The most profound impact the blog/blogosphere has had on me is first, I have found support from an online community of transracial adoptees from all races and cultural backgrounds. Women and men from across the globe have written me personal, painful emails, thanking me for being vocal about my experiences and have given me love for saying things they always felt, but either were afraid to speak or could not articulate. Second, I was inspired to create an international non-profit organization “Adult Adoptees of the African Diaspora”. AAAD brings together adult adoptees of African descent across the globe and provide support, research and outreach for this widespread population. We hope our voices add to the strong voices of Korean, Chinese and Vietnamese transracial and international adoptees. Many TRA’s are isolated, the only person of color for miles, forced to struggle against uneducated assumptions about skin color or culture. This organization provides comfort and strength to a TRA who may be alone in her or his town. I hope my blog continues to do the same.

Stone

 

her thighs

sore with memory

shift back and forth as she walks

uphill toward the train

she is all tears and fog

left alone to soon

captured by ten years of

photographs transformed to

what now looks like regret

 

her body has been an earthquake shift

tectonic plates sliding out of place

revealing hidden earth, graves and bodies

 

she walks crooked

asphalt under her cracked now

like the day she is about to encounter

loss stinging her cheeks

like the fog in the air

 

she is demented metal

sidewalk trash fury

on the side of skyscrapers

ill-fitting and torn

 

the train is coming

breeze sucking air from tunnels

she stands spine tall to keep her

chest from caving in

hollow from giving voice

to echoes, ghosts

and orange desire.

My First Review! Yay!

Check out my first review in the Berkeley Daily Planet!

I think one of the interesting things about my solo show is the title. “Ungrateful Daughter” seems to be a sharp-edged title in the way that it grabs people’s attention – what does she mean? I think that most of my reasonings for choosing this title are connected to the discourses that surround adoption and loyalty to family. In most popular cultural imaginations of the way that adoptees should be responding to adoption is indeed either a “one or the other” response. So many of us adult adoptees have talked about our resistence to this “grateful/successful” vs. “ungrateful/failure” binary already that I wont go into it again here, but this dialouge is really what this title attempts to speak to, the complexity of this experience.

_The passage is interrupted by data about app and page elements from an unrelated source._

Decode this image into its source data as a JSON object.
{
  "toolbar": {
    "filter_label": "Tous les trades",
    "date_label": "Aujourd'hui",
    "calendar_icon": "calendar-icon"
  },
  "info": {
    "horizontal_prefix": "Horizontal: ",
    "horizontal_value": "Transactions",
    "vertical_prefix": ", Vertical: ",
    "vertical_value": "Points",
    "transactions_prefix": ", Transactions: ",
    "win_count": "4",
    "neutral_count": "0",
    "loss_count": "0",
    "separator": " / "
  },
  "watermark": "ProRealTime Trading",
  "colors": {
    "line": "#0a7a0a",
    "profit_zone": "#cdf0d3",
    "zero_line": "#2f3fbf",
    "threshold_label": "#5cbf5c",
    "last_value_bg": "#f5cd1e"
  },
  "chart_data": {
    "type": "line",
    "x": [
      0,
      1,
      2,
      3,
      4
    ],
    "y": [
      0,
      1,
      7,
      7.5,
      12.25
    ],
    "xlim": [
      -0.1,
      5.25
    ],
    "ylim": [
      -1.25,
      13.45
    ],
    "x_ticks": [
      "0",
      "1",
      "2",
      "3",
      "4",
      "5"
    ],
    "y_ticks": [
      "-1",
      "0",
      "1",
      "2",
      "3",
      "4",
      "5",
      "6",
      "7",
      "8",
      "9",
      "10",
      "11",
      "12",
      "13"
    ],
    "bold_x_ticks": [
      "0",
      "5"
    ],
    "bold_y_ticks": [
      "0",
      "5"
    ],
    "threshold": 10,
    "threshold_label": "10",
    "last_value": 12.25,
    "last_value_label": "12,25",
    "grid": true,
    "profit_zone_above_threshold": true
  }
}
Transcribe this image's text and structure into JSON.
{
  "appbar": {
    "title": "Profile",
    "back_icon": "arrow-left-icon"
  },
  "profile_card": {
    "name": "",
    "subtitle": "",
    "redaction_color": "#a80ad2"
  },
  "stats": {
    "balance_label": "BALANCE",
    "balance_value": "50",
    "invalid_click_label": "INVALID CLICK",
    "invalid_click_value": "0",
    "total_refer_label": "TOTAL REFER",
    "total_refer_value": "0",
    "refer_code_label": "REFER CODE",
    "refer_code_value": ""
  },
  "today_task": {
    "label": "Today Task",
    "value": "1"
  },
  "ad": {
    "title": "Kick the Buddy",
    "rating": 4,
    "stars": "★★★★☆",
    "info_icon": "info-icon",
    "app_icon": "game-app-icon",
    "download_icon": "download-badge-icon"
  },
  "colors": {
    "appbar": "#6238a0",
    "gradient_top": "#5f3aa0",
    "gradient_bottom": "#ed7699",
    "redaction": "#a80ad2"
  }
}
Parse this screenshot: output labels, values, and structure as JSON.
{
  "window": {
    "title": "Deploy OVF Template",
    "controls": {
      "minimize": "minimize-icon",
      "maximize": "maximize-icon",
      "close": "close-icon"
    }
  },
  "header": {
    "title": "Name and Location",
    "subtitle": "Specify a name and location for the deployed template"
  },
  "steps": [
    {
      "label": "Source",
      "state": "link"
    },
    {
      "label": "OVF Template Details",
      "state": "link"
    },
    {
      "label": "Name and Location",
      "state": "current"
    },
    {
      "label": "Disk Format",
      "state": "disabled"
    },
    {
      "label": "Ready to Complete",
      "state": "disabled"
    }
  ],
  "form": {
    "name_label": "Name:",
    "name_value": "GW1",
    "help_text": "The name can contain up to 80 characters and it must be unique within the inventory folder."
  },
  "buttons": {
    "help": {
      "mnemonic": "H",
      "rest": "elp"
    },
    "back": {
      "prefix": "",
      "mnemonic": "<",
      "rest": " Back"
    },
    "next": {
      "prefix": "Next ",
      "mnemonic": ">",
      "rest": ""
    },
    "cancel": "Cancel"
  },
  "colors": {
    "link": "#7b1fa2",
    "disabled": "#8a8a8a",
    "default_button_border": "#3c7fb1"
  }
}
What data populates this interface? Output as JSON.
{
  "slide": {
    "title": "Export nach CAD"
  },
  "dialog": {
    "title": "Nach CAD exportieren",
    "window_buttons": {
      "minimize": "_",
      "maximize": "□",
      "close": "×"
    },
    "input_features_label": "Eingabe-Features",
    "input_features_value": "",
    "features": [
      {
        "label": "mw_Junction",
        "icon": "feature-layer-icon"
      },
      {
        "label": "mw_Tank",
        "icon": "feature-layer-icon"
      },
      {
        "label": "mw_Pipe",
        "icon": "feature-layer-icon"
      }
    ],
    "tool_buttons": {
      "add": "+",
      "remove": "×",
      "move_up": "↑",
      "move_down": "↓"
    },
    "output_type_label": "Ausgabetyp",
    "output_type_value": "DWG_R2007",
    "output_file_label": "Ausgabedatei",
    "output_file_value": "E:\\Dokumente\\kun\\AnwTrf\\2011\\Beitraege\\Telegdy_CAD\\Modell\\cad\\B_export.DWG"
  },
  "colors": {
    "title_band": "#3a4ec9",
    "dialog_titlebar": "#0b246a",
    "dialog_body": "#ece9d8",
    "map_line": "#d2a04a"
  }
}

In this review, Kassof mentions me being “disenchanted” – its an interesting word. I dont know if I even was “enchanted” with being adopted or being the only black person in a white world. I think another word might be ‘critical’, which is something I think many white parents are unprepared for when their child grows up to understand the world in a particular way, and begin to respond to them in a particular way because of this understanding.

Overall – Its cool to get a review. I love that she was willing to take the chance to come to the show. I like that she was disturbed. That means I did something right. Cool. 

I want to thank my director, my workshop mates, my friends, countrymen… and my TRA familia. lol…. you like me.. you really like me! 

:)  

They Just Dont Know

but imma tell them.

I’m on my way out the house to the airport to pick up my homeboy comin in from IL for the American Studies Conference. Im late already, but my mailbox is full. My copy of “Outsiders Within” has arrived. Im so excited I put down my bag and right on the porch, open the copy and read the dedication. Its to me. To you. To us.

I am in tears on my front porch so overwhelmed I cant stop them. This is why I write. Why I speak, why I perform. Im so tired of someone telling me who and what I am.

thank you. thank you. thank you.

(P.S.  I expect updates from all of you at the conference in NY!!! Im sending love and I wanted to come, but was already committed to ASA Conference!)